- Has demonstrable knowledge and experience in financial and business matters which would enable the investor to assess the merits and risks of a hedge fund; or
- Has appointed a Financial Services Provider (FSP) who has demonstrable knowledge and experience to advise the investor regarding the merits and risks of a hedge fund investment.
A retail investor hedge fund is defined as a hedge fund in which any investor may invest because it meets the requirements set out by the FSB.
Some of the characteristics are tabulated below:
The buying of a security such as stock, commodity or currency, with the expectation that the asset will rise in value.
For example, an owner of shares in Stock Sasol is said to be “long Sasol” or “has a long position in stock Sasol”
Buy 10 Water shares @ R100 per share (with the expectation that the asset will rise in value).
Total investment = R100 x 10 = R1000
Share price rises to R135 per share
Portfolio Value = R135 x 10 = R1350
Profit (when selling) = R1350 – R1000 = R1350 = R350/R35 per share
The sale of a borrowed security, commodity or currency with the expectation that the asset will fall in value.
For example, if a manager borrows and sells Stock Sasol, it is said to be “short Sasol” or “has a short position in Stock Sasol”
Borrows 10 Sasol shares and sells on the open market @ R100 per share (with the expectation that the asset will fall in value).
Share price declines to R75 per share
Portfolio Value = R75 x 10 = R750
Profit (when buying back) = R1000 – R750 = R250 = R250/R25 per share

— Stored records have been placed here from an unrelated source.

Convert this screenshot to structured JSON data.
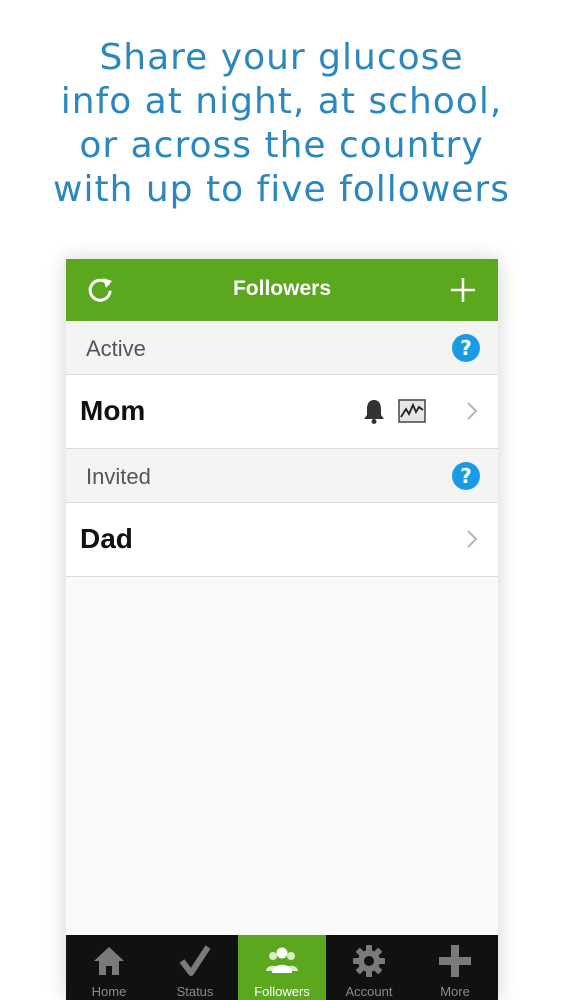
{
  "headline": {
    "line1": "Share your glucose",
    "line2": "info at night, at school,",
    "line3": "or across the country",
    "line4": "with up to five followers"
  },
  "colors": {
    "headline": "#2b87bd",
    "brand_green": "#5ba81e",
    "help_blue": "#1a9be6",
    "tabbar": "#111111"
  },
  "navbar": {
    "title": "Followers",
    "left_icon": "refresh-icon",
    "right_icon": "plus-icon"
  },
  "sections": {
    "active": {
      "label": "Active",
      "help_icon": "?",
      "items": [
        {
          "name": "Mom",
          "icons": [
            "bell-icon",
            "graph-icon"
          ]
        }
      ]
    },
    "invited": {
      "label": "Invited",
      "help_icon": "?",
      "items": [
        {
          "name": "Dad"
        }
      ]
    }
  },
  "tabbar": {
    "tabs": [
      {
        "label": "Home",
        "icon": "home-icon",
        "active": false
      },
      {
        "label": "Status",
        "icon": "checkmark-icon",
        "active": false
      },
      {
        "label": "Followers",
        "icon": "followers-icon",
        "active": true
      },
      {
        "label": "Account",
        "icon": "gear-icon",
        "active": false
      },
      {
        "label": "More",
        "icon": "plus-icon",
        "active": false
      }
    ]
  }
}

Funds aim to generate positive returns by being simultaneously long and short in the equity market. Market risk is reduced while company specific risk is retained. The majority of local equity long/short funds tend to be long biased.
An investing strategy of taking long positions in stocks that are expected to appreciate and short positions in stocks that are expected to decline. A long/short equity strategy seeks to minimize market exposure, while profiting from stock gains in the long positions and price declines in the short positions.

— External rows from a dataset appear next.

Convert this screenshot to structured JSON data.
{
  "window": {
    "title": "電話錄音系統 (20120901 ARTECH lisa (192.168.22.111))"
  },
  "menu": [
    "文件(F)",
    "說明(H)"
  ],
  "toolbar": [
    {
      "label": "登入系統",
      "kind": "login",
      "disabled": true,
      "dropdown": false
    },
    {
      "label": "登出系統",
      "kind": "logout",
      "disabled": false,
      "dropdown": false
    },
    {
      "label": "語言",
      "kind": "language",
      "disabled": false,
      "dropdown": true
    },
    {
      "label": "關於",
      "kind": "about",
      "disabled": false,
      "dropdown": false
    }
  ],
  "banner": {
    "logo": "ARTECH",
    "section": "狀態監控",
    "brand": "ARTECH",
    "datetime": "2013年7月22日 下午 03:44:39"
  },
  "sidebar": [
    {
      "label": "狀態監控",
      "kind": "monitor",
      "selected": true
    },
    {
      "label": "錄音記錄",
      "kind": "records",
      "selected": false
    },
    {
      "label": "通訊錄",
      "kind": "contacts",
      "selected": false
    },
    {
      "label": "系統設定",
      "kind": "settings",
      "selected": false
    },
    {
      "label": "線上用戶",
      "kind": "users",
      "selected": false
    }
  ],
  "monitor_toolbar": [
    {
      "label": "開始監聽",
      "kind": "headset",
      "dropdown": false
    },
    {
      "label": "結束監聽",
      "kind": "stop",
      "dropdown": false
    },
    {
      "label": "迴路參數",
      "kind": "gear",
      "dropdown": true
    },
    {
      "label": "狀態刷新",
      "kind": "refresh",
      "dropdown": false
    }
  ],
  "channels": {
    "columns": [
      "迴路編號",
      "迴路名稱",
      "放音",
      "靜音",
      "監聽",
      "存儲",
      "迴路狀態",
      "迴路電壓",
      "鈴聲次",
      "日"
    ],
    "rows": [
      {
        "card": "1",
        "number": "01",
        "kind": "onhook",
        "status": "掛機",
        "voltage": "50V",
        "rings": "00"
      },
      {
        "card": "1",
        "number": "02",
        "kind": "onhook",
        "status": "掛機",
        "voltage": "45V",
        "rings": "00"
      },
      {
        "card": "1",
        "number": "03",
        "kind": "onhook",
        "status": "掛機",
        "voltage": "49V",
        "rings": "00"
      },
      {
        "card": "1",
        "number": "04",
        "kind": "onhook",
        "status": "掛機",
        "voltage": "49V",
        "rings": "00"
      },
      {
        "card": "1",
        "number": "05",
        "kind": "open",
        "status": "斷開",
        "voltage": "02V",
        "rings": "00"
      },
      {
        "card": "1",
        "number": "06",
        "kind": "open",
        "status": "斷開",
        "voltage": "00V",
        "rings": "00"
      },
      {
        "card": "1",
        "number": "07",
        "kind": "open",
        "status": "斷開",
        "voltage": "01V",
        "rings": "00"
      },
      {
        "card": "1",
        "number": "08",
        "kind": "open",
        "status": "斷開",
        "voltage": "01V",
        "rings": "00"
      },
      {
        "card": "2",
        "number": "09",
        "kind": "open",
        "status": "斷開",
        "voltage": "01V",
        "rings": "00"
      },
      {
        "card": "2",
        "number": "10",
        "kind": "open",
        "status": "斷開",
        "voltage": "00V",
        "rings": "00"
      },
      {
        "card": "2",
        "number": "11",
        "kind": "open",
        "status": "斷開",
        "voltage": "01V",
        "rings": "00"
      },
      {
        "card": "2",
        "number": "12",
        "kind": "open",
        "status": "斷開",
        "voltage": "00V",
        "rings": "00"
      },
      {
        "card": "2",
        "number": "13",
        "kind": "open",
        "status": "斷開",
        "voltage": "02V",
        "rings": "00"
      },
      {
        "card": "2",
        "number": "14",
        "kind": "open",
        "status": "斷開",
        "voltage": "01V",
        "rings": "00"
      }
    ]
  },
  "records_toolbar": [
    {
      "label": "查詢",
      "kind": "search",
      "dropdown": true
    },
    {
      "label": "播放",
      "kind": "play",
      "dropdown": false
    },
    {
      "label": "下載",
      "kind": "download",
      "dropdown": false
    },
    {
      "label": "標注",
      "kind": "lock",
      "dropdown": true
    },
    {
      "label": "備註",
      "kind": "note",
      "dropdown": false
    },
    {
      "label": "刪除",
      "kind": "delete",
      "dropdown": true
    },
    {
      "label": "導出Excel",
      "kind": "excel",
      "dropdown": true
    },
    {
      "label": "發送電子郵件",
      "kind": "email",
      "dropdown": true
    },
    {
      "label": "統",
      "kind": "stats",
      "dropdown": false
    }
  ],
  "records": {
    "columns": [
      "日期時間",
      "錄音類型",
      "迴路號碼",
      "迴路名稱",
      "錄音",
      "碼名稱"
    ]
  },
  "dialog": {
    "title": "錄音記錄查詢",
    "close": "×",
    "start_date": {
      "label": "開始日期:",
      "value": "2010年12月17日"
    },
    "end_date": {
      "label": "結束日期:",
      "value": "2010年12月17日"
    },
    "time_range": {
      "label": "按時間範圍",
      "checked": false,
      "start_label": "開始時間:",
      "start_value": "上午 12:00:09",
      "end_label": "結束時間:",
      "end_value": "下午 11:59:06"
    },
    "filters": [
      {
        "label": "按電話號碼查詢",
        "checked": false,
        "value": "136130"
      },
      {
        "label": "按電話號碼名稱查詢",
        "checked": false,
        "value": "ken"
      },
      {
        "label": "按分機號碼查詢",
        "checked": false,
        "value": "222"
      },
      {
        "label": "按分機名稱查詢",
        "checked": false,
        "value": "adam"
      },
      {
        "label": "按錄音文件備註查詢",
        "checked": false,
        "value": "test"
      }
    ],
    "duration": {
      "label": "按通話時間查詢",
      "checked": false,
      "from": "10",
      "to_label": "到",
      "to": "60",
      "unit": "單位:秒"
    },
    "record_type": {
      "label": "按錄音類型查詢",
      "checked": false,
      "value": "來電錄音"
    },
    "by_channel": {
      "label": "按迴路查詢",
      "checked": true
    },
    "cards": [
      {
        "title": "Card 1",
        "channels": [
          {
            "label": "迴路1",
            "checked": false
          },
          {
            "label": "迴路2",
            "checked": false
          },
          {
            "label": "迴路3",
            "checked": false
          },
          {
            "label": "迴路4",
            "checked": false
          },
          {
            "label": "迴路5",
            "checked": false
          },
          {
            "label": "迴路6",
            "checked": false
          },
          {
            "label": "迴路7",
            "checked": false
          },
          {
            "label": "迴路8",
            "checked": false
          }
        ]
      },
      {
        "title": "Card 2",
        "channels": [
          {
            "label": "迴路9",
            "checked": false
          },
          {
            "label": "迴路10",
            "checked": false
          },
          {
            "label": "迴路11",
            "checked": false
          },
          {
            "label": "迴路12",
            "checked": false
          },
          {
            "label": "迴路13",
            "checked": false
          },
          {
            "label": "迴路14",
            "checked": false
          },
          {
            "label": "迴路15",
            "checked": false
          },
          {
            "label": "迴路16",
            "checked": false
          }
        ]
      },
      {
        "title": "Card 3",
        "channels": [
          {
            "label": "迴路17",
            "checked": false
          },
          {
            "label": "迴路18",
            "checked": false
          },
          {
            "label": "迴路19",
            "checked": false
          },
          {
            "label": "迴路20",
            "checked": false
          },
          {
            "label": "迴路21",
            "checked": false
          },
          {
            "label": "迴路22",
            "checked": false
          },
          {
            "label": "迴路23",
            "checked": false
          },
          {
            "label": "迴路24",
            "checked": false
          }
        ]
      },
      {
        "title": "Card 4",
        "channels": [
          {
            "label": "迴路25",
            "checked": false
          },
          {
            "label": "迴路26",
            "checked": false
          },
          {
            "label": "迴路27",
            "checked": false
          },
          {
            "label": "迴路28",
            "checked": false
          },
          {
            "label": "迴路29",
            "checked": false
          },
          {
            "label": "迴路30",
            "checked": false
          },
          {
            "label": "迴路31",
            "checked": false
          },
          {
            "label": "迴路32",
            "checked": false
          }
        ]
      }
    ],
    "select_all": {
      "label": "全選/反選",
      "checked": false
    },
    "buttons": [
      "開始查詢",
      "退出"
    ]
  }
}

Equity Market Neutral:
Funds take similar sized long and short positions in related equity sectors with that effect that directional market risk is offset.
A strategy undertaken by a manager that seeks to profit from both increasing and decreasing prices. Market-neutral strategies are often attained by taking matching long and short positions in different stocks to benefit from mispricing and delivering positive returns from both the long and the short stock selections and reducing risk from movements in the broad market.

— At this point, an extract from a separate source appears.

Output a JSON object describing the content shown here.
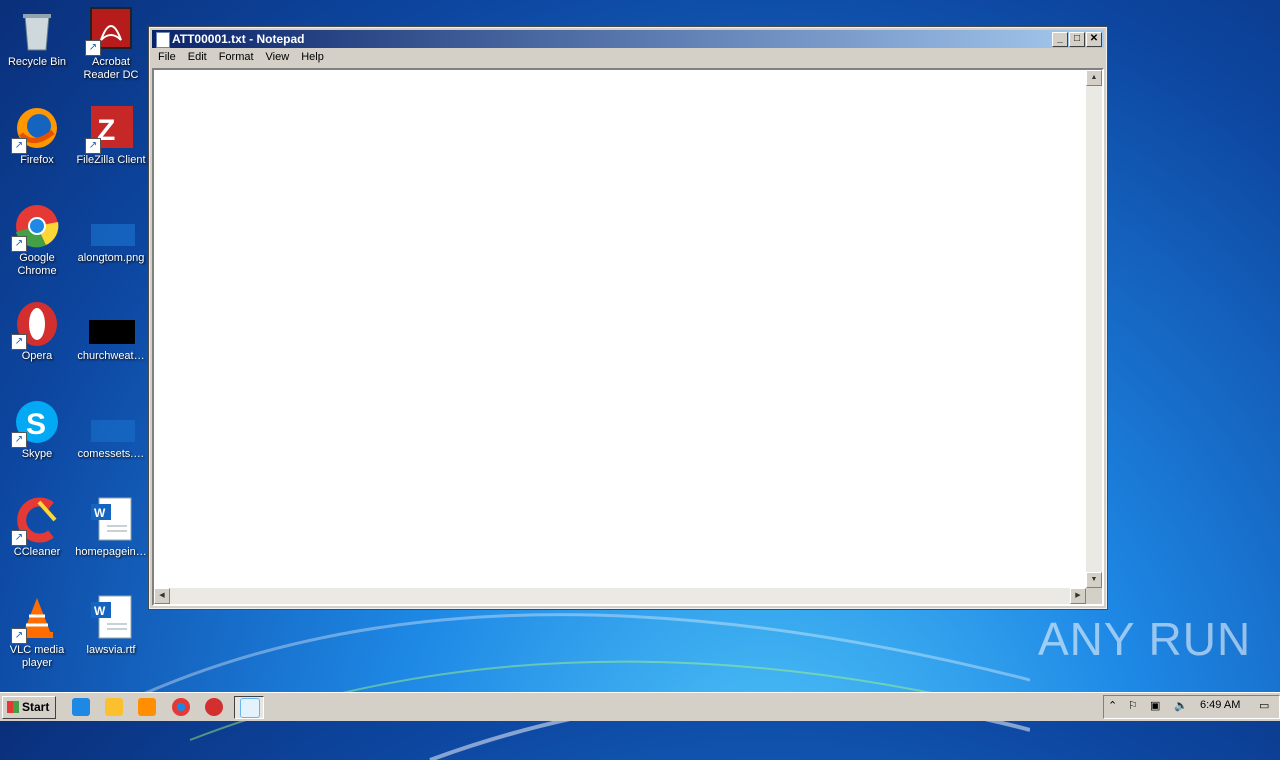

Fixed Income Arbitrage:
An investment strategy that attempts to profit from arbitrage opportunities in interest rate securities. When using a fixed-income arbitrage strategy, the investor assumes opposing positions in the market to take advantage of small price discrepancies while limiting interest rate risk.
This general strategy type includes basis (e.g. cash, futures), yield-curve and credit spread trading, as well as volatility arbitrage.
Quantitative models are used to identify market opportunities and establish short-term positions involving a large number of securities.
Funds aim to exploit mispricing is the result of different volatility assumptions by price makers.
Funds that predominantly invest in soft or hard commodities. These funds can follow a number of different strategies to obtain alpha from this asset class, including trend following or non-directional market neutral strategies.
4. WHAT TO EXPECT FROM MY INVESTMENT
It’s your investment – you decide how much, when and how you want to invest. You can add lump sums to your investment at any time. You can set up a debit order (minimum R500) at any time, which you can change, pause or cancel as your needs change. You own the units you have bought and your investment continues to earn return until you decide to sell your units.
We will send you a statement monthly showing how many units you have in your account, and what the rand value is. Alternatively, you can call Salvo at any time to get info about your investment.